Tonawanda News — Work on three Niagara County bridges will begin next week following an announcement by Gov. Andrew Cuomo on Friday, measures that he said would not be feasible without the institution of a 2011 law.
The projects costing more than $41 million will rehabilitate portions of the I-190, including one along Military Road, and two others that pass over the New York Power Authority Reservoir in the towns of Niagara and Lewiston.
Cuomo said in a statement that the projects were able to be brought to fruition following the passage of the Design-Build Law that he says streamlines the movement of major infrastructure projects in the state.
“We are using the design-build process for the first time in Western New York to jumpstart bridge projects that are a key part of the region’s vital infrastructure,” Cuomo said. “The design-build process will help us strengthen these bridges on a speedy and efficient schedule that keeps costs low. This is another step forward in our effort reimagine New York’s infrastructure to be ready for the future.”
The law however, is set to expire at the end of this year, which Cuomo said should be extended through legislation. The gist of the law allows design and construction services to combine into a single contract, a scenario that Cuomo said helps expedite repair and infrastructure work and saves taxpayer dollars.
Design-build contractors submit proposals to design and build the bridge at the same time, often leading to a jointly delivered project between contractors.
The Niagara County projects include complete bridge superstructure replacements for the southbound I-190, northbound I-190 and NY 265 bridges over the NYPA Reservoir.
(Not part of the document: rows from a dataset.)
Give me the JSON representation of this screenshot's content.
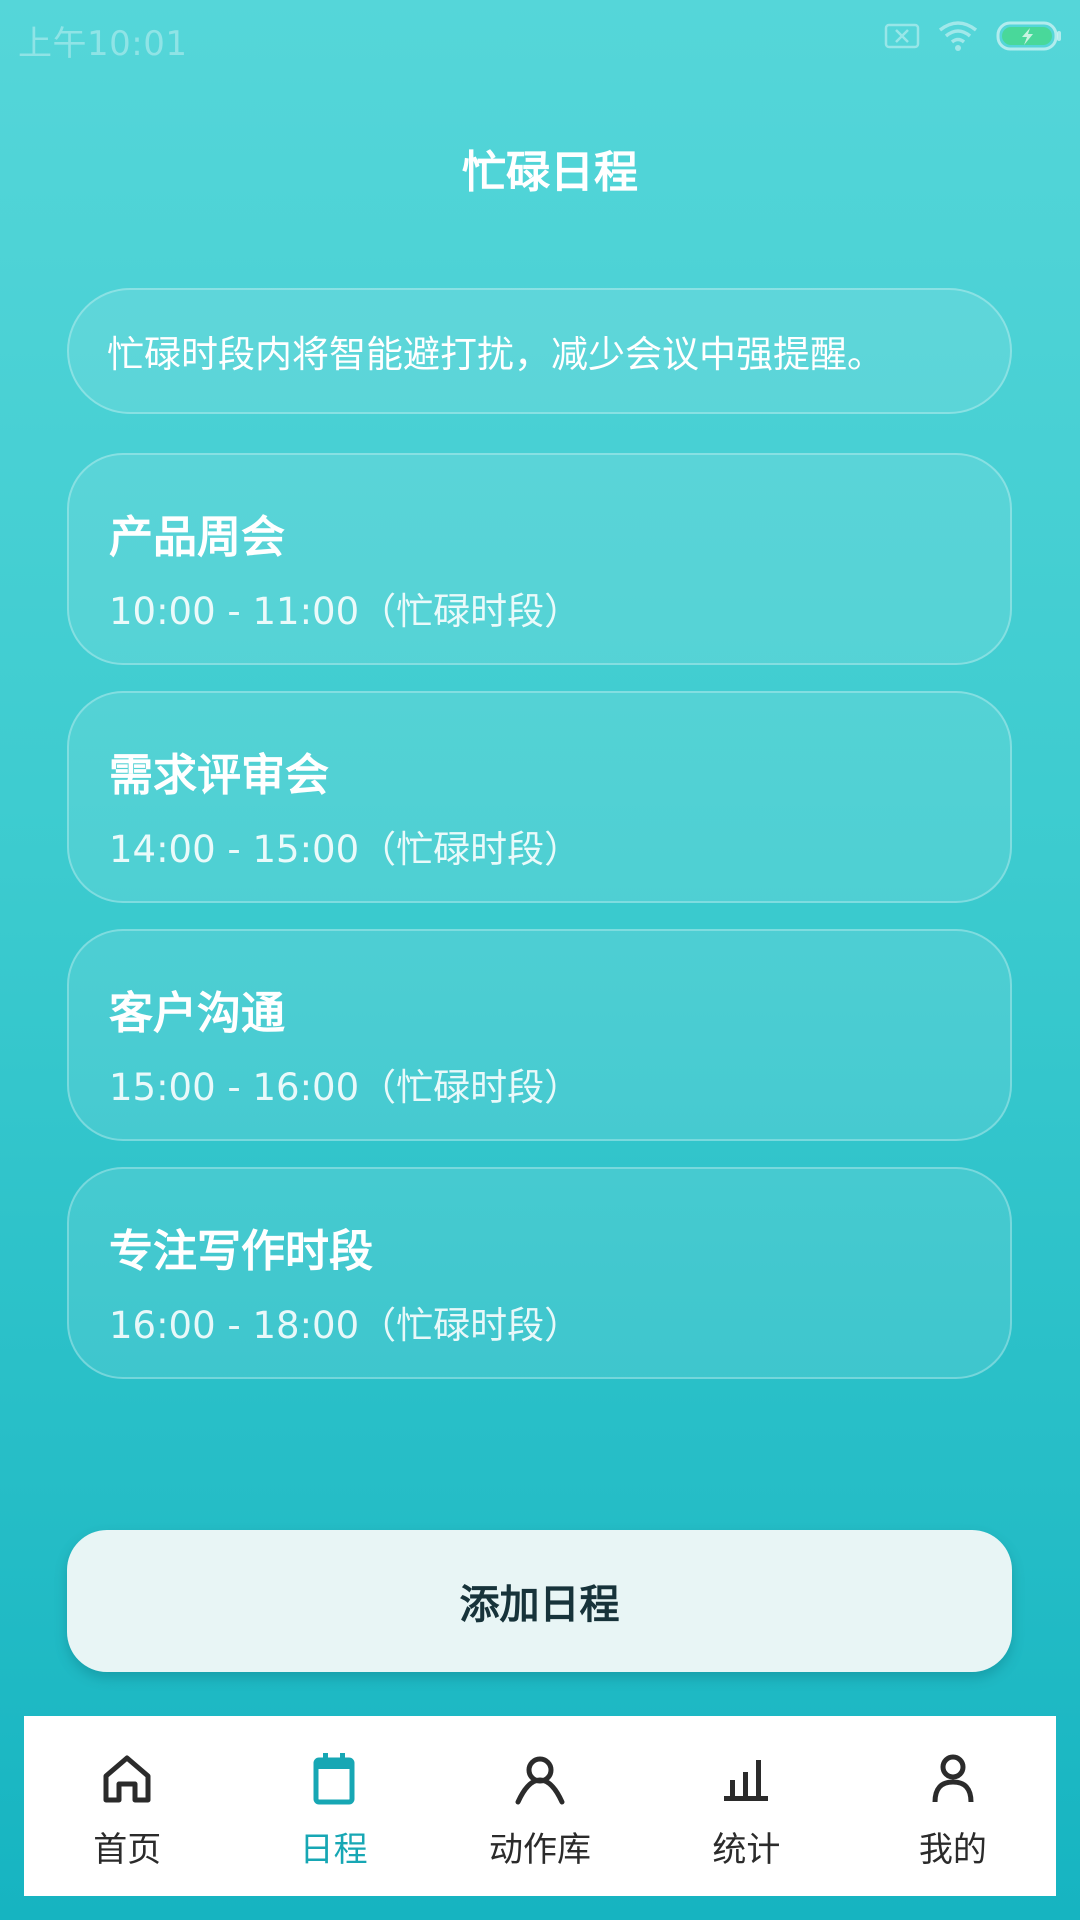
{
  "status_bar": {
    "time": "上午10:01"
  },
  "page": {
    "title": "忙碌日程"
  },
  "info": {
    "text": "忙碌时段内将智能避打扰，减少会议中强提醒。"
  },
  "schedules": [
    {
      "title": "产品周会",
      "time": "10:00 - 11:00（忙碌时段）"
    },
    {
      "title": "需求评审会",
      "time": "14:00 - 15:00（忙碌时段）"
    },
    {
      "title": "客户沟通",
      "time": "15:00 - 16:00（忙碌时段）"
    },
    {
      "title": "专注写作时段",
      "time": "16:00 - 18:00（忙碌时段）"
    }
  ],
  "actions": {
    "add_label": "添加日程"
  },
  "nav": {
    "items": [
      {
        "label": "首页",
        "icon": "home-icon",
        "active": false
      },
      {
        "label": "日程",
        "icon": "calendar-icon",
        "active": true
      },
      {
        "label": "动作库",
        "icon": "person-action-icon",
        "active": false
      },
      {
        "label": "统计",
        "icon": "bar-chart-icon",
        "active": false
      },
      {
        "label": "我的",
        "icon": "profile-icon",
        "active": false
      }
    ]
  },
  "colors": {
    "accent": "#17a7b4",
    "background_top": "#55d6d9",
    "background_bottom": "#16b4c1",
    "button_bg": "#e8f5f5"
  }
}
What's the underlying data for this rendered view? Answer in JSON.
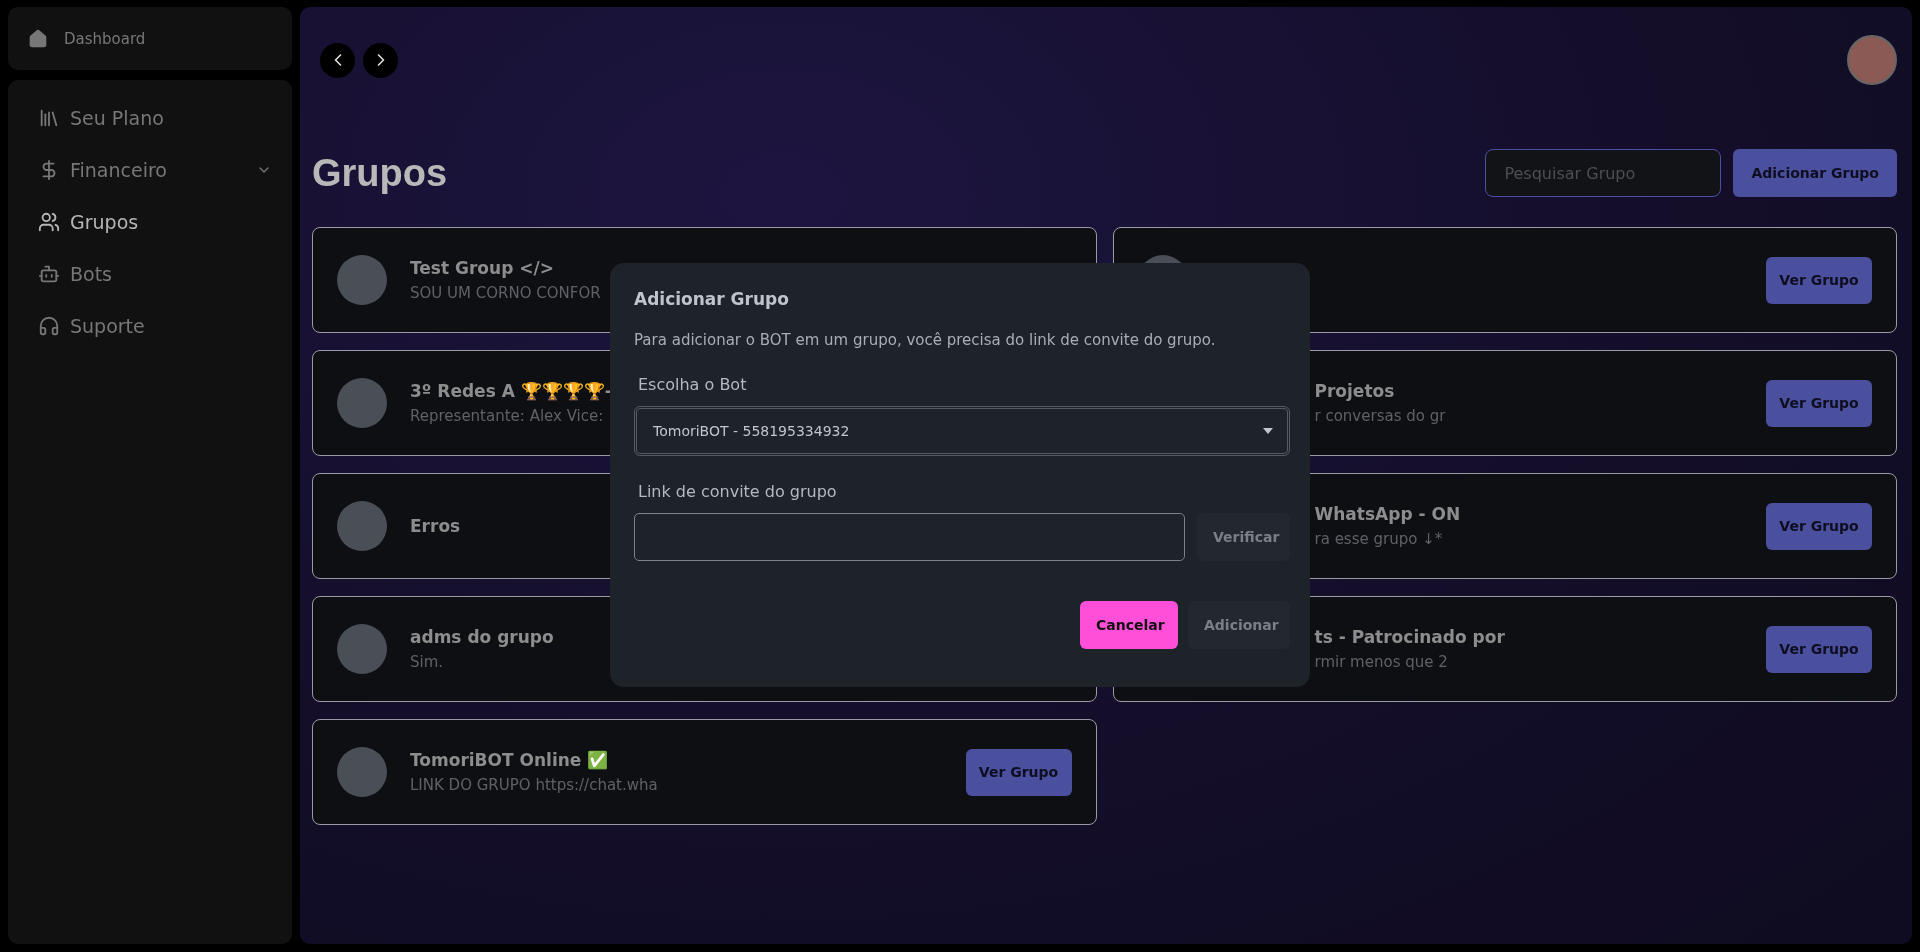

The approach slabs will also be replaced, and repairs will be made to the substructures of the bridges. New guiderails will be installed along both I-190 and NY 265. NY 265 will be resurfaced between its intersections with NY Route 31 and NY Route 104. The project are expected to last through 2016, while much of the work will take place at night.
“Rehabilitating the bridges over the Power Reservoir will restore the integrity of these structures to ensure that they remain serviceable for the next 40 years,” said Joan McDonald, commissioner of the state Department of Transportation.
State Sen. George Maziarz called the repairs “substantial” and “critical.”
“These bridges are at the center of a key travel artery in western Niagara County, and we must make every effort to minimize the impact of construction on area motorists,” he said. “The design-build strategy will help us achieve that goal, not to mention getting the project starter sooner than expected.”